> [Problem to work on] Extract the text of every entry below exactly; leave images out.

*** Opening of Data extract ***

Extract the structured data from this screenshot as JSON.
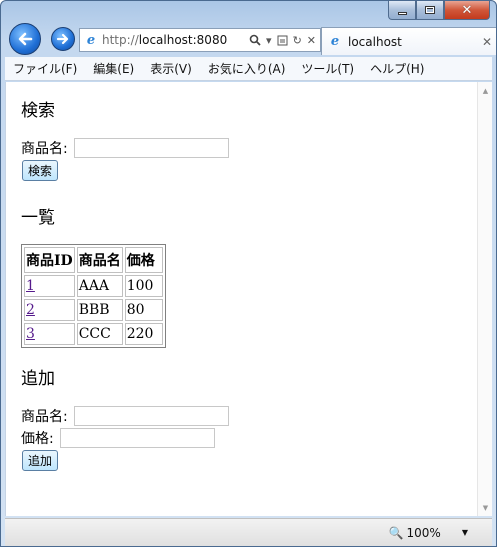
{
  "browser": {
    "address": {
      "scheme": "http://",
      "host": "localhost:8080"
    },
    "tab": {
      "label": "localhost"
    },
    "colors": {
      "accent": "#1f6fd6",
      "close": "#c33a1d"
    }
  },
  "menu": [
    "ファイル(F)",
    "編集(E)",
    "表示(V)",
    "お気に入り(A)",
    "ツール(T)",
    "ヘルプ(H)"
  ],
  "search": {
    "heading": "検索",
    "label": "商品名:",
    "value": "",
    "button": "検索"
  },
  "list": {
    "heading": "一覧",
    "columns": [
      "商品ID",
      "商品名",
      "価格"
    ],
    "rows": [
      {
        "id": "1",
        "name": "AAA",
        "price": "100"
      },
      {
        "id": "2",
        "name": "BBB",
        "price": "80"
      },
      {
        "id": "3",
        "name": "CCC",
        "price": "220"
      }
    ]
  },
  "add": {
    "heading": "追加",
    "name_label": "商品名:",
    "price_label": "価格:",
    "name_value": "",
    "price_value": "",
    "button": "追加"
  },
  "status": {
    "zoom": "100%"
  }
}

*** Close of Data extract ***

> [Exercise response]
Extract the structured data from this screenshot as JSON.
{
  "browser": {
    "address": {
      "scheme": "http://",
      "host": "localhost:8080"
    },
    "tab": {
      "label": "localhost"
    },
    "colors": {
      "accent": "#1f6fd6",
      "close": "#c33a1d"
    }
  },
  "menu": [
    "ファイル(F)",
    "編集(E)",
    "表示(V)",
    "お気に入り(A)",
    "ツール(T)",
    "ヘルプ(H)"
  ],
  "search": {
    "heading": "検索",
    "label": "商品名:",
    "value": "",
    "button": "検索"
  },
  "list": {
    "heading": "一覧",
    "columns": [
      "商品ID",
      "商品名",
      "価格"
    ],
    "rows": [
      {
        "id": "1",
        "name": "AAA",
        "price": "100"
      },
      {
        "id": "2",
        "name": "BBB",
        "price": "80"
      },
      {
        "id": "3",
        "name": "CCC",
        "price": "220"
      }
    ]
  },
  "add": {
    "heading": "追加",
    "name_label": "商品名:",
    "price_label": "価格:",
    "name_value": "",
    "price_value": "",
    "button": "追加"
  },
  "status": {
    "zoom": "100%"
  }
}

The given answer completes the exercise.